Jeffrey Sachs, an economist and professor at Columbia University, president of the UN Sustainable Development Solutions Network (UNSDSN), organization that promotes the network of global scientific and technological skills for sustainable development, during his speech at Esri UC said that “you cannot protect the biome, you cannot manage COVID 19 without “Geospatial”. Geospatial knowledge is necessary in all domains “.

That’s nothing new, rather it is a rediscovery of something that have been used so many times. Certainly at least since the Colera epidemic of 1854 in London, when John Snow put his data on a map (geo-referencing them) thus discovering the real causes of this pathology and managing to stop the epidemic. It wasn’t the air but it is the water that spread the disease.

One thing is certain: COVID-19 has reinforced the fact that there is something wrong with the hitherto written script of our world as a theater. The division between rich and poor is drawing a dramatic ending for our world. The pandemic has widened the digital divide between developing and developed countries and has greatly strengthened the need to achieve the objectives of sustainable development.

Eliminating poverty, the primary objective of the sustainable development, cannot faced without the geographical contribution. Understanding poverty with geography is important.

But if our children or grandchildren are to be able to appropriate this geospatial knowledge, even those who administer public affairs must take giant steps in mapping and displaying geographical data. Even more so, non-governmental organizations and training organizations because they must guide communities towards achieving the 17 objectives of sustainable development. It is not possible to plan without having a geographical culture and without knowing the meaning of the term SDGs. The latter must be well known in depth also by companies.

How can we teach our young generations don’t possess this knowledge? It’s all about consistency.

Author: Antonio Natale
Author: Antonio Natale
Geographer specialized in GIS, remote sensing and sustainable development goals.
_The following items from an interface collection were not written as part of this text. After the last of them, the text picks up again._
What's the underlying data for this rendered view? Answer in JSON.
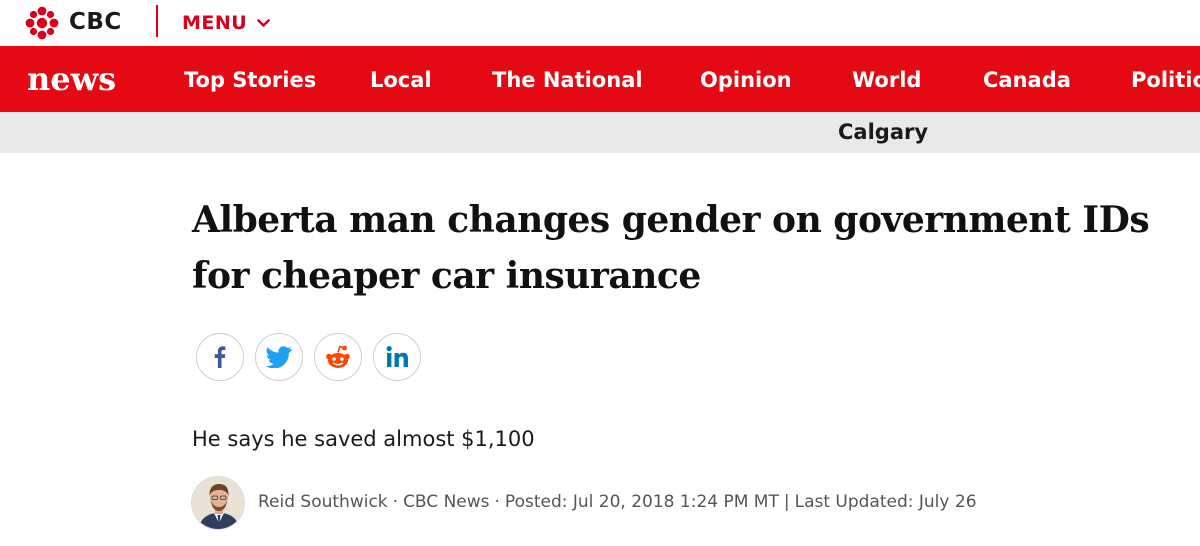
{
  "header": {
    "brand": "CBC",
    "menu_label": "MENU"
  },
  "nav": {
    "logo": "news",
    "items": [
      {
        "label": "Top Stories"
      },
      {
        "label": "Local"
      },
      {
        "label": "The National"
      },
      {
        "label": "Opinion"
      },
      {
        "label": "World"
      },
      {
        "label": "Canada"
      },
      {
        "label": "Politics"
      }
    ]
  },
  "section": {
    "name": "Calgary"
  },
  "article": {
    "headline": "Alberta man changes gender on government IDs for cheaper car insurance",
    "subhead": "He says he saved almost $1,100",
    "author": "Reid Southwick",
    "outlet": "CBC News",
    "posted": "Posted: Jul 20, 2018 1:24 PM MT",
    "updated": "Last Updated: July 26"
  },
  "share": {
    "icons": [
      "facebook-icon",
      "twitter-icon",
      "reddit-icon",
      "linkedin-icon"
    ]
  },
  "colors": {
    "brand_red": "#e50914",
    "subbar_gray": "#e9e9e9"
  }
}
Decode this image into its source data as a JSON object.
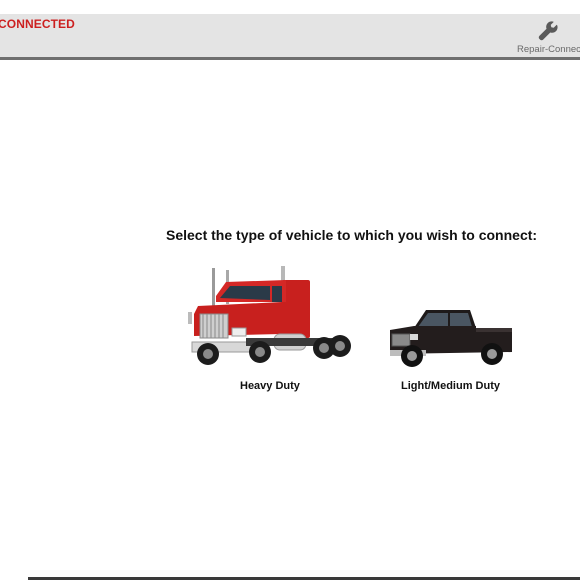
{
  "header": {
    "status_text": "CONNECTED",
    "status_color": "#cc1f1f",
    "repair_label": "Repair-Connect",
    "repair_icon": "wrench-icon"
  },
  "main": {
    "prompt": "Select the type of vehicle to which you wish to connect:",
    "options": [
      {
        "label": "Heavy Duty",
        "icon": "semi-truck-icon",
        "color": "#c8201e"
      },
      {
        "label": "Light/Medium Duty",
        "icon": "pickup-truck-icon",
        "color": "#1e1a1a"
      }
    ]
  }
}
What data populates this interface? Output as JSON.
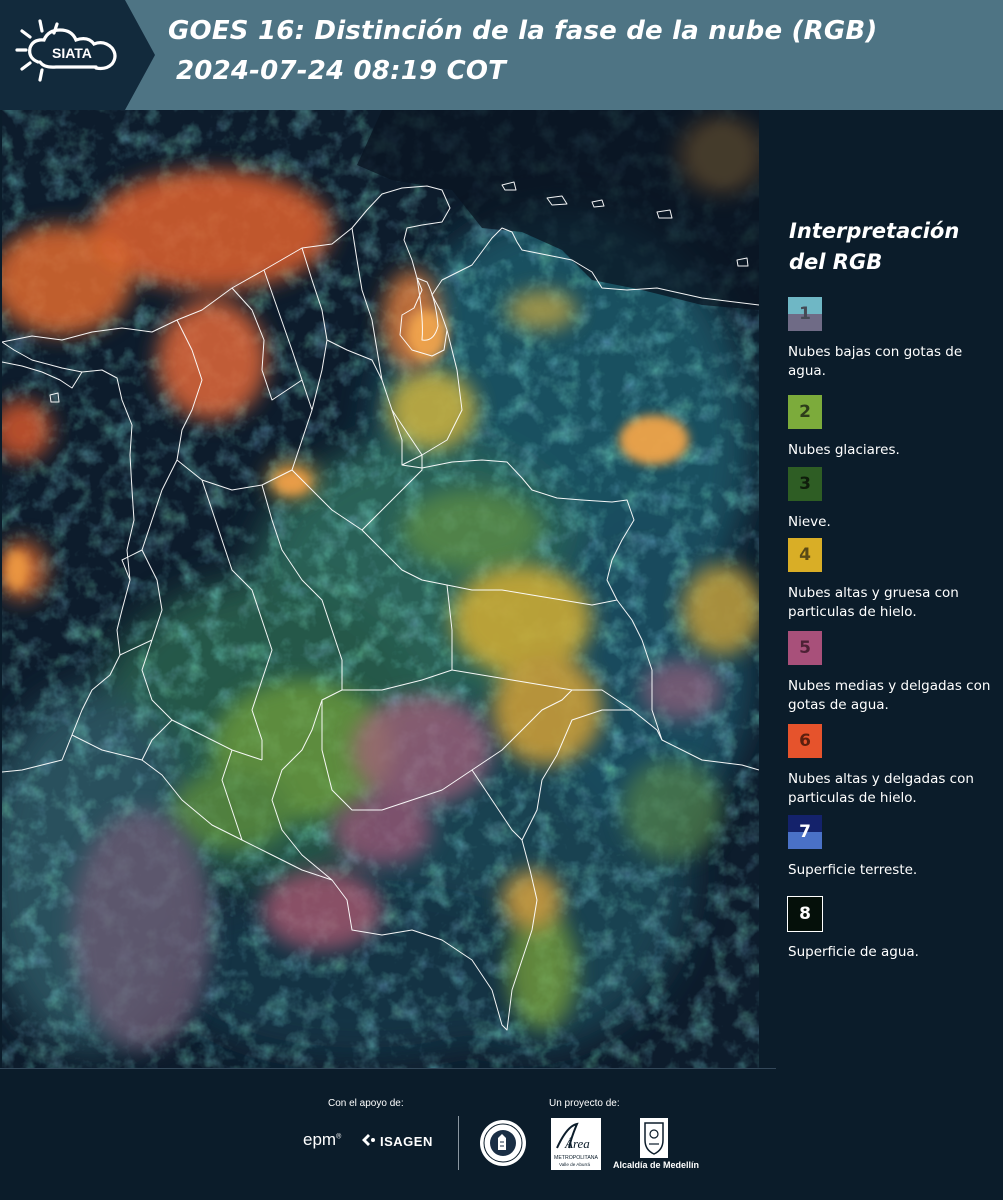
{
  "header": {
    "logo_text": "SIATA",
    "title_line1": "GOES 16: Distinción de la fase de la nube (RGB)",
    "title_line2": "2024-07-24 08:19 COT"
  },
  "legend": {
    "title_line1": "Interpretación",
    "title_line2": "del RGB",
    "items": [
      {
        "number": "1",
        "top_color": "#6fb7c5",
        "bottom_color": "#6f6b86",
        "text_color": "#444a55",
        "label": "Nubes bajas con gotas de agua."
      },
      {
        "number": "2",
        "top_color": "#7cab3b",
        "bottom_color": "#7cab3b",
        "text_color": "#2d3d1a",
        "label": "Nubes glaciares."
      },
      {
        "number": "3",
        "top_color": "#2e5d24",
        "bottom_color": "#2e5d24",
        "text_color": "#0f1d0b",
        "label": "Nieve."
      },
      {
        "number": "4",
        "top_color": "#d9ae26",
        "bottom_color": "#d9ae26",
        "text_color": "#5a4a16",
        "label": "Nubes altas y gruesa con particulas de hielo."
      },
      {
        "number": "5",
        "top_color": "#a8507a",
        "bottom_color": "#a8507a",
        "text_color": "#4d2135",
        "label": "Nubes medias y delgadas con gotas de agua."
      },
      {
        "number": "6",
        "top_color": "#e6532c",
        "bottom_color": "#e6532c",
        "text_color": "#5c1f0e",
        "label": "Nubes altas y delgadas con particulas de hielo."
      },
      {
        "number": "7",
        "top_color": "#14226b",
        "bottom_color": "#4a71c7",
        "text_color": "#ffffff",
        "label": "Superficie terreste."
      },
      {
        "number": "8",
        "top_color": "#05100a",
        "bottom_color": "#05100a",
        "text_color": "#ffffff",
        "label": "Superficie de agua."
      }
    ]
  },
  "footer": {
    "support_label": "Con el apoyo de:",
    "project_label": "Un proyecto de:",
    "epm_logo_text": "epm",
    "isagen_logo_text": "ISAGEN",
    "area_logo_text": "Área",
    "area_logo_subtext": "METROPOLITANA",
    "area_logo_subtext2": "Valle de Aburrá",
    "alcaldia_label": "Alcaldía de Medellín"
  }
}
For over 15 years, he has been working alongside specialists from various fields, public administrations and businesses providing his specialized knowledge and skills in data analysis, GIS design and management of complex projects in which spatial information has a fundamental relevance.
Since 2011 he has been part of the software house TeamDev where he holds the role of COO and manages the gisAction division that deals with consulting and training on GIS, remote sensing for PA, non-profit organizations, training institutes and international organizations.
He is involved in international projects especially in the Balkan area.